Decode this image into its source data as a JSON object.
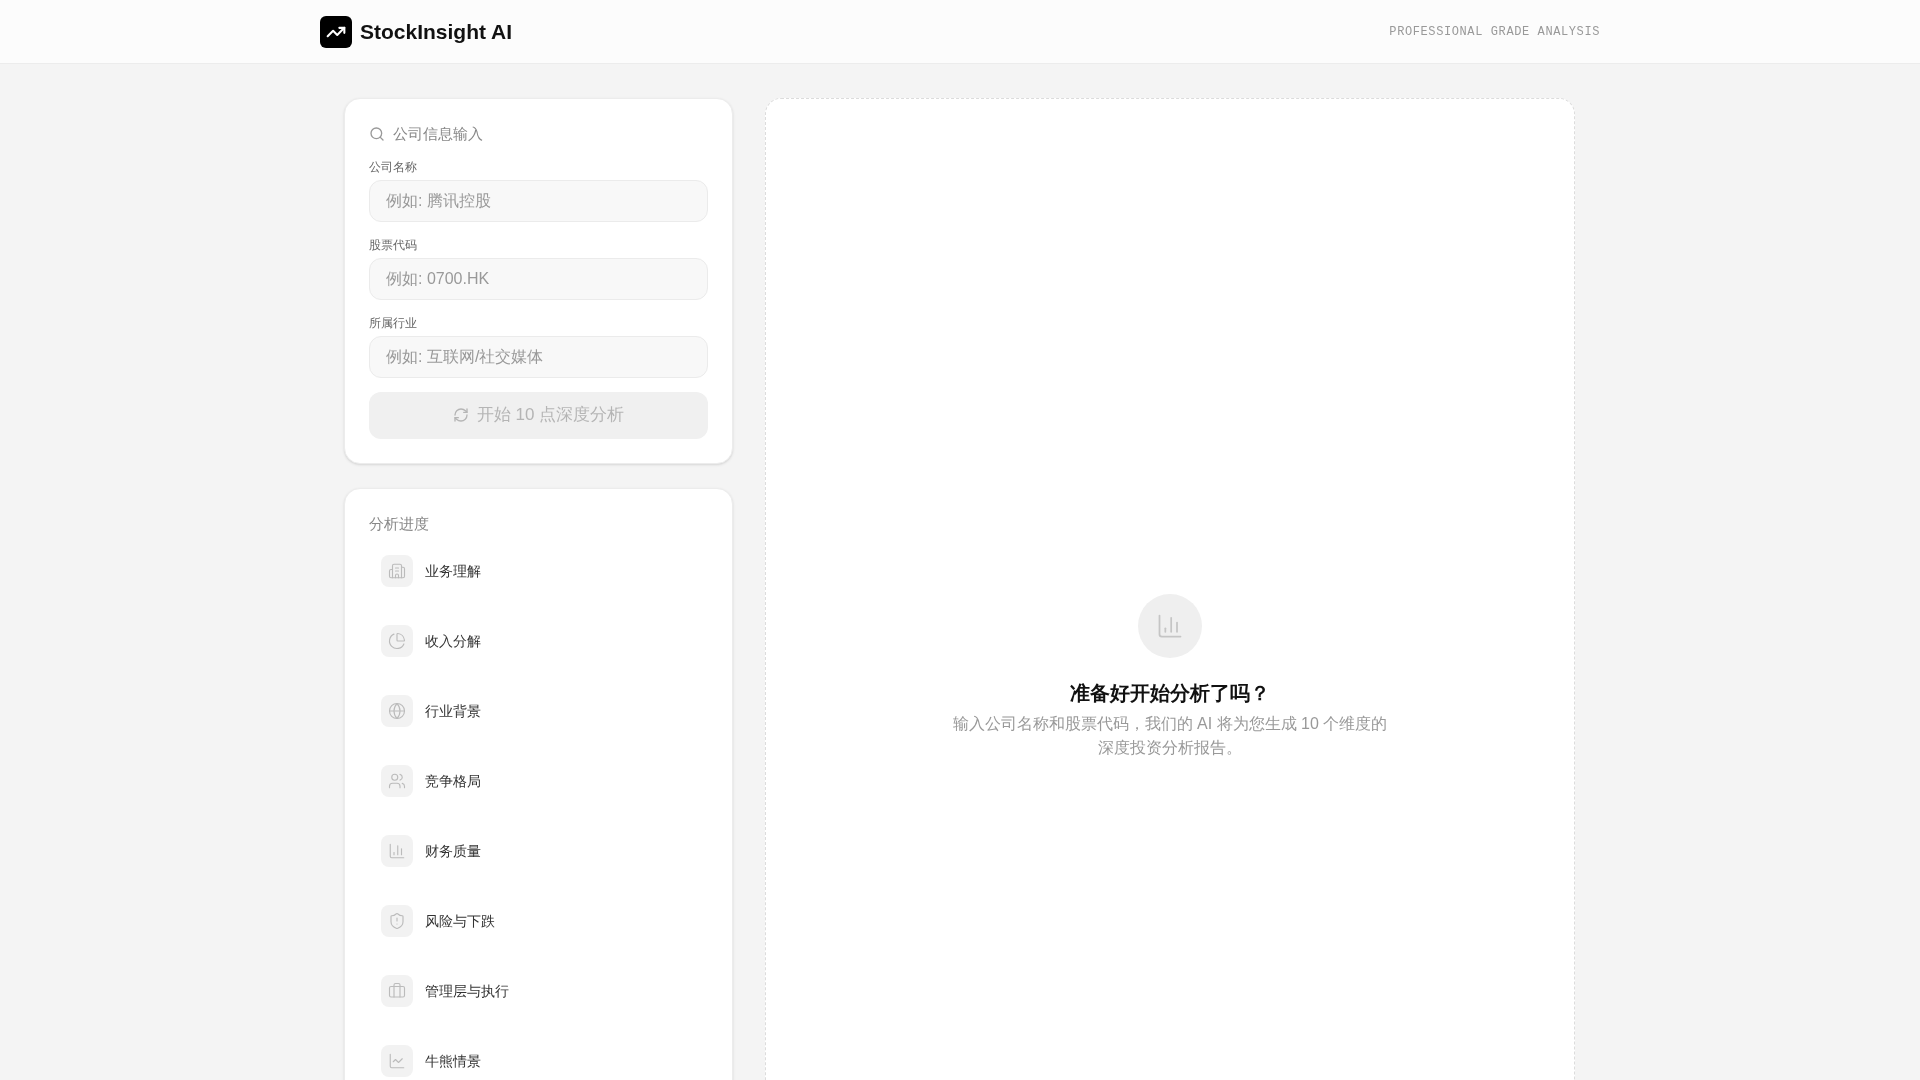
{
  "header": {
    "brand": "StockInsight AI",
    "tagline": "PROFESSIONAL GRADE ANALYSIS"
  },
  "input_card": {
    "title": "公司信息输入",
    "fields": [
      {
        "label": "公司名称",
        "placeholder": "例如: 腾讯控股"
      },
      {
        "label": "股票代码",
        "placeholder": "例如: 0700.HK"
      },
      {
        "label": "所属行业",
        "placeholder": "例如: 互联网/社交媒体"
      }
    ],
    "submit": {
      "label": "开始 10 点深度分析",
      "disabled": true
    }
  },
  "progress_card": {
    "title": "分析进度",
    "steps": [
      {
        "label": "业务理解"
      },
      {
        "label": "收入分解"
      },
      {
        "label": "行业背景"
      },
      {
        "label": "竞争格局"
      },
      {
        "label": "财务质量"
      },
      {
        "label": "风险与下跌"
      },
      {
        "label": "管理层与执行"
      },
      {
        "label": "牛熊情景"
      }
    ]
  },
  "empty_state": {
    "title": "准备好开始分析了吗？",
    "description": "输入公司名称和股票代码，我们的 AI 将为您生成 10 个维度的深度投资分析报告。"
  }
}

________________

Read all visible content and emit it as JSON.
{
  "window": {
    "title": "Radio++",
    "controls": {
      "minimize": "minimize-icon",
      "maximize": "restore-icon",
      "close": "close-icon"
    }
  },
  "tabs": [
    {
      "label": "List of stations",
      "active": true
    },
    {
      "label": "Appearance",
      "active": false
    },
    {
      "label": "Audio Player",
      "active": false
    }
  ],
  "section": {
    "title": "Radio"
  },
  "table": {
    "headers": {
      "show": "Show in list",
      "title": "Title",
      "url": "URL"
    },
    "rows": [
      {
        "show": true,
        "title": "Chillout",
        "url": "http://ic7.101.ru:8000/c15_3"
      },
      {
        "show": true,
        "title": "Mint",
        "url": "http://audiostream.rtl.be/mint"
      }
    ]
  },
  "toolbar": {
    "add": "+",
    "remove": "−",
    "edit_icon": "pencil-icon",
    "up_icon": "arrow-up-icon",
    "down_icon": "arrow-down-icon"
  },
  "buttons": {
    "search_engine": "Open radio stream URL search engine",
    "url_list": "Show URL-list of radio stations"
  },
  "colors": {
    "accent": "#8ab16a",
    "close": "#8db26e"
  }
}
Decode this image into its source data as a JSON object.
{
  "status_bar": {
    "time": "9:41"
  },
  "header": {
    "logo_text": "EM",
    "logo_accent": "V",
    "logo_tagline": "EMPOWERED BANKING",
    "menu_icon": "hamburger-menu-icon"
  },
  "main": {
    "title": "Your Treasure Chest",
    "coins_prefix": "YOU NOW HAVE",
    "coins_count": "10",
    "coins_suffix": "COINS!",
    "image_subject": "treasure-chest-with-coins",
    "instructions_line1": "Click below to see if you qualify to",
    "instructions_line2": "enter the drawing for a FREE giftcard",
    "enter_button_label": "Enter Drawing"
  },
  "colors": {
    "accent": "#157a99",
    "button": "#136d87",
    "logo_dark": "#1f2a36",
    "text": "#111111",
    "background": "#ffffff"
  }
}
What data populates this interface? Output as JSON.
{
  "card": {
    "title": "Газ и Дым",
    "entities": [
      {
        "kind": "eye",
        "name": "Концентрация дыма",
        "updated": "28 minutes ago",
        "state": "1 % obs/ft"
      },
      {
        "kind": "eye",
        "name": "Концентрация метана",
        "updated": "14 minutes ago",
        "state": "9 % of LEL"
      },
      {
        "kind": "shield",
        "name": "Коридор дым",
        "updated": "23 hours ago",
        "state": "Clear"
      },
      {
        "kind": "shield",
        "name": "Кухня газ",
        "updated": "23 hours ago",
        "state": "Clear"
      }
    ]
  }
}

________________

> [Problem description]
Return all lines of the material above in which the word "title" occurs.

> [Answer for the task]
    "title": "公司信息输入",
    "title": "分析进度",
    "title": "准备好开始分析了吗？",
    "title": "Radio++",
    "title": "Radio"
      "title": "Title",
        "title": "Chillout",
        "title": "Mint",
    "title": "Your Treasure Chest",
    "title": "Газ и Дым",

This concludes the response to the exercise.